There were concerns that an “overly expansive right to be forgotten will lead to censorship of the Internet because data subjects can force search engines or websites to erase personal data, which may rewrite history.”(7) In some instances, it is permissible for individuals not to be indefinitely defined by their past. The Google Spain judgment provides some direction on this, where it recognised the need for relevant considerations to take place – such as the nature and sensitivity of the information, the public interest and the role played by the data subject in public life – when finding a fair balance between the right of the data subject and the interests of internet users.
Shortly after the Google Spain judgment, Google received an array of requests from people to have articles of their past removed from the search engine. Google’s regular Transparency Reports provide some guidance on how it deals with requests, providing examples of some of the outcomes of requests for erasure. In 2017, for example, the report noted some responses to politician’s requests stating “[w]e did not delist the URLs given his former status as a public figure”, while another stated “[w]e delisted 13 URLs as he did not appear to be currently engaged in political life and was a minor at the time.” ARTICLE 19 explains that, from a child’s rights perspective, binding children to negative aspects of their past can “impede their development and diminish their sense of self-worth.”
There are legitimate benefits that accompany the right to be forgotten; however, there are also risks associated with the right, in particular around the enforcement of rights and the adverse effect this can have on the right to freedom of expression.(8) A lack of cogent regulatory safeguards can result in search engines becoming the “judge, jury, and executioner” of the right to be forgotten.(9) There are risks involved in conferring such a decision-making power on a private entity, particularly given the need to balance competing rights, an exercise traditionally reserved for courts.(10) The Electronic Frontier Foundation expressed concern that the “ambiguous responsibility upon search engines” will censor the internet.
Ensuring adequate safeguards when implementing the right to be forgotten
Access Now has provided some guidance on ensuring clear safeguards for the implementation of the right to be forgotten:
- A right to de-list must be limited to the sole purpose of protecting personal data.
- Criteria for de-listing must be clearly defined in comprehensive data protection legislation to avoid interference with human rights.
- Competent judicial authorities should interpret standards for determining what is de‑listed.
- The right to de-list must be limited in scope and application.
- Search engines must be transparent about when and how they comply with de-listing requests.
- Users must have easy access to a remedy.
The right to be forgotten brings to the fore the tensions between the right to privacy and the right to freedom of expression and given the rapid pace at which digital space is changing, it is likely that these tensions will persist.
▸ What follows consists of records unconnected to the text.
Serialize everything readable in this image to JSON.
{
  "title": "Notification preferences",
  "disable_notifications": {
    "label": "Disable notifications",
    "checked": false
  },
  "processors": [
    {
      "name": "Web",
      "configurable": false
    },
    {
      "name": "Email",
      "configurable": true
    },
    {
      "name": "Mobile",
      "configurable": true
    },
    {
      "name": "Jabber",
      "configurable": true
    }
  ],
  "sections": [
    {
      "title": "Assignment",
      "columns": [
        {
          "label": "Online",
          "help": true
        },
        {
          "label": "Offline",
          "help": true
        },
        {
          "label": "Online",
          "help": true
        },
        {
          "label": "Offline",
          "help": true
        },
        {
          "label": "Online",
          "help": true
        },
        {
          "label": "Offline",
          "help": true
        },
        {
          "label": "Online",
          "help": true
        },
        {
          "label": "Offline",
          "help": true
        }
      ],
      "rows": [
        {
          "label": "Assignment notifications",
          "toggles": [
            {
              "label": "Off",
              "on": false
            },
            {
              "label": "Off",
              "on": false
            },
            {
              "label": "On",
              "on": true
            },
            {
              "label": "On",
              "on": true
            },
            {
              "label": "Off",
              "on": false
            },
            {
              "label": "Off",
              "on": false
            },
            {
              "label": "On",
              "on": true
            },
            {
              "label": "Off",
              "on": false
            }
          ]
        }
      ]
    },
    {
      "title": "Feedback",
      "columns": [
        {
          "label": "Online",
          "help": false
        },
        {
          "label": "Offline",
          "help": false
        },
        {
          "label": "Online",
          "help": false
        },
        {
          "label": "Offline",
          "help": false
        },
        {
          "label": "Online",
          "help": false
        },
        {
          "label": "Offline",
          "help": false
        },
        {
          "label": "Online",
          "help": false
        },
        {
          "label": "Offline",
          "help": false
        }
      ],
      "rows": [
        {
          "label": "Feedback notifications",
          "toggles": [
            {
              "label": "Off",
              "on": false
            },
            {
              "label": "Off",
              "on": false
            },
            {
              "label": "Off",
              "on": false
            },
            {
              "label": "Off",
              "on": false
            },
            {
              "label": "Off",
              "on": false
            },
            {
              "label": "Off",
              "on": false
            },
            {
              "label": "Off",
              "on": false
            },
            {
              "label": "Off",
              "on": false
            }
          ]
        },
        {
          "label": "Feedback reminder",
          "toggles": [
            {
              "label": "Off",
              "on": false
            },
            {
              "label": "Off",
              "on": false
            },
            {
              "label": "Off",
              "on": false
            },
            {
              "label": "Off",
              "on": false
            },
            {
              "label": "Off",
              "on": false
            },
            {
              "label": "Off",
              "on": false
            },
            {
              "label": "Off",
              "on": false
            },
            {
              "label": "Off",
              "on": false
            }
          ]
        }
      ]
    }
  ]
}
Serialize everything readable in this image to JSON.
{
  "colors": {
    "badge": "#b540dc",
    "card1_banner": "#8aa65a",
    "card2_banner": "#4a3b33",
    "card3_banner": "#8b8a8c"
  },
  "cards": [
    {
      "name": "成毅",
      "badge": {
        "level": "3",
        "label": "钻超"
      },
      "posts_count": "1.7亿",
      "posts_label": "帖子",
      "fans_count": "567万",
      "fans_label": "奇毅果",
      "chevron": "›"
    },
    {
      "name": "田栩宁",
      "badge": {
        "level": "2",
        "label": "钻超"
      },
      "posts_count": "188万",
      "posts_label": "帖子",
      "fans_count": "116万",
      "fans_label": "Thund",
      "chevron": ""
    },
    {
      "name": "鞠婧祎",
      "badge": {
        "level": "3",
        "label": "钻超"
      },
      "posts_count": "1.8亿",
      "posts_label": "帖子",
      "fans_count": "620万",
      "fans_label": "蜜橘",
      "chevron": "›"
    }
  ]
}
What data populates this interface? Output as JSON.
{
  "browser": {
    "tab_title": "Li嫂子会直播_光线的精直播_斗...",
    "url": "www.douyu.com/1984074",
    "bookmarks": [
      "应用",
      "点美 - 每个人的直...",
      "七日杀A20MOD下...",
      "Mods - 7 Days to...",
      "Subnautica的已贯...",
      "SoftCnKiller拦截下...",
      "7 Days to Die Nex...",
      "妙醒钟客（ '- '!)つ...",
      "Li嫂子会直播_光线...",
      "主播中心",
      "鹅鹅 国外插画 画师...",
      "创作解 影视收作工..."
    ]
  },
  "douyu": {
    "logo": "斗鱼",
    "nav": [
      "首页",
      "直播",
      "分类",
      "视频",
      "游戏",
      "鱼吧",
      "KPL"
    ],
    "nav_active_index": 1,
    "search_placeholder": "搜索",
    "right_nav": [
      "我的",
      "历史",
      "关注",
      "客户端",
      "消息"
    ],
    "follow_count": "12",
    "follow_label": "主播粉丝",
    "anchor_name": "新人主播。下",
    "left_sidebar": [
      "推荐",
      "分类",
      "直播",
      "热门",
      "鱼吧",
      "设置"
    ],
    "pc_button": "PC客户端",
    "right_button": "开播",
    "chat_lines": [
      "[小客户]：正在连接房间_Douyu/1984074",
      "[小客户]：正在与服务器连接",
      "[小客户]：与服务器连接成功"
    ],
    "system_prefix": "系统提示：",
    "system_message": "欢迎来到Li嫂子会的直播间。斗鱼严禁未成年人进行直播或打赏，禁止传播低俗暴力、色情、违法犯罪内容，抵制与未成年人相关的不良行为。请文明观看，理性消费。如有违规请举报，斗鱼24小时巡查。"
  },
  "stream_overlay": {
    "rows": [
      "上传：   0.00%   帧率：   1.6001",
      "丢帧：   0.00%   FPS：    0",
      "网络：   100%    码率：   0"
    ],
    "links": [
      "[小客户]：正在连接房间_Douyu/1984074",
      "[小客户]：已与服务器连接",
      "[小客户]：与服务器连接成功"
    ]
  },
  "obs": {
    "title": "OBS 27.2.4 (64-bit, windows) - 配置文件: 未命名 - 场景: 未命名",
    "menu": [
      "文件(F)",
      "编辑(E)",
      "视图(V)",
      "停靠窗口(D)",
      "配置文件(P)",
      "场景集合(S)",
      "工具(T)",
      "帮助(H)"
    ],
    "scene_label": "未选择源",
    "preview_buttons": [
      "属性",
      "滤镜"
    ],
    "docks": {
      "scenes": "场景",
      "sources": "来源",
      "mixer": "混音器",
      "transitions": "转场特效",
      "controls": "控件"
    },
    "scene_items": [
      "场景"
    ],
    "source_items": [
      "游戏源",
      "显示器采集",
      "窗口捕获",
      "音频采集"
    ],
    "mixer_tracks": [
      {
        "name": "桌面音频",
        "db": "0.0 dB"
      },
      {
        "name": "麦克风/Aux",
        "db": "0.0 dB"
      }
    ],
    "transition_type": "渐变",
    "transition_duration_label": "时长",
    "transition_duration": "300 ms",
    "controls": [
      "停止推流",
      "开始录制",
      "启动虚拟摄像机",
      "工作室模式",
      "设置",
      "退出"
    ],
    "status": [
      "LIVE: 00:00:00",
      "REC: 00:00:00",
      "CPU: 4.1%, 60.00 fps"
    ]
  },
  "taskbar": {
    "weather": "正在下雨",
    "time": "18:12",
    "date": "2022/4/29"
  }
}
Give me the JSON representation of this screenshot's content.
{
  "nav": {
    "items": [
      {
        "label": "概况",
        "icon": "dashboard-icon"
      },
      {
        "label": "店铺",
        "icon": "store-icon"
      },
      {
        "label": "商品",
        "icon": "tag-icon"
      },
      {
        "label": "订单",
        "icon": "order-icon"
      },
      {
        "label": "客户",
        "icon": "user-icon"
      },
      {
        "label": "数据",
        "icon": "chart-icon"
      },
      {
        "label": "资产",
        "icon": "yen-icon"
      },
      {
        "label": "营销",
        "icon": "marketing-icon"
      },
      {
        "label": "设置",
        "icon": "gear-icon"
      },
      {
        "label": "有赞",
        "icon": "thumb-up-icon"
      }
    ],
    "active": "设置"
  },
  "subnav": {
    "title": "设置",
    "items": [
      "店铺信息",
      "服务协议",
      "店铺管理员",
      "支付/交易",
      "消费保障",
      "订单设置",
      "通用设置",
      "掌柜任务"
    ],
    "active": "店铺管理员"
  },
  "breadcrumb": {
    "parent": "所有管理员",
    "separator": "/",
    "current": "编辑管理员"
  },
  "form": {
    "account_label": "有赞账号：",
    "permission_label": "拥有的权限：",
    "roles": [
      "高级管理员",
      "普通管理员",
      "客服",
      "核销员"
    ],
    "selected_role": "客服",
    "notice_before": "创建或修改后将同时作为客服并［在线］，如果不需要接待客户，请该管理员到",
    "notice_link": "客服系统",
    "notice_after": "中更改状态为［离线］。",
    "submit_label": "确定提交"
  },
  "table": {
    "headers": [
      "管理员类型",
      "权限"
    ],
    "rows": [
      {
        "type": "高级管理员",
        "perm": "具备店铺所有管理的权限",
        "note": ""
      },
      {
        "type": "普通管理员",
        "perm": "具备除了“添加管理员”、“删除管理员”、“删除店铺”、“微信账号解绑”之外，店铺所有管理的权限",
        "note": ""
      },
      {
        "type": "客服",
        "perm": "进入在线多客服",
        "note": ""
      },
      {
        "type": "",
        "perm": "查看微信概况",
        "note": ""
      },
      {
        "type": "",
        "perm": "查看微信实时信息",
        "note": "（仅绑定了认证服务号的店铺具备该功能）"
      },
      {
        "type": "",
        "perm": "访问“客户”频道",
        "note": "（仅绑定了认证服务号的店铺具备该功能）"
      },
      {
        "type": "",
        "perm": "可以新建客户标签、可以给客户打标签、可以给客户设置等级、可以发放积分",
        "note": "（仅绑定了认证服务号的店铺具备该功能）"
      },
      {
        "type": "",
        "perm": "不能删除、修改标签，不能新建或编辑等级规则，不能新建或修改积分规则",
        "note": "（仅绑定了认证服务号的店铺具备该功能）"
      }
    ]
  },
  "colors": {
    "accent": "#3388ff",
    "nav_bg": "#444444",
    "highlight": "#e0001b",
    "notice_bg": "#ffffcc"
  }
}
Provided public interest overrides are prioritised and adequate safeguards are put in place, there can be some degree of consonance.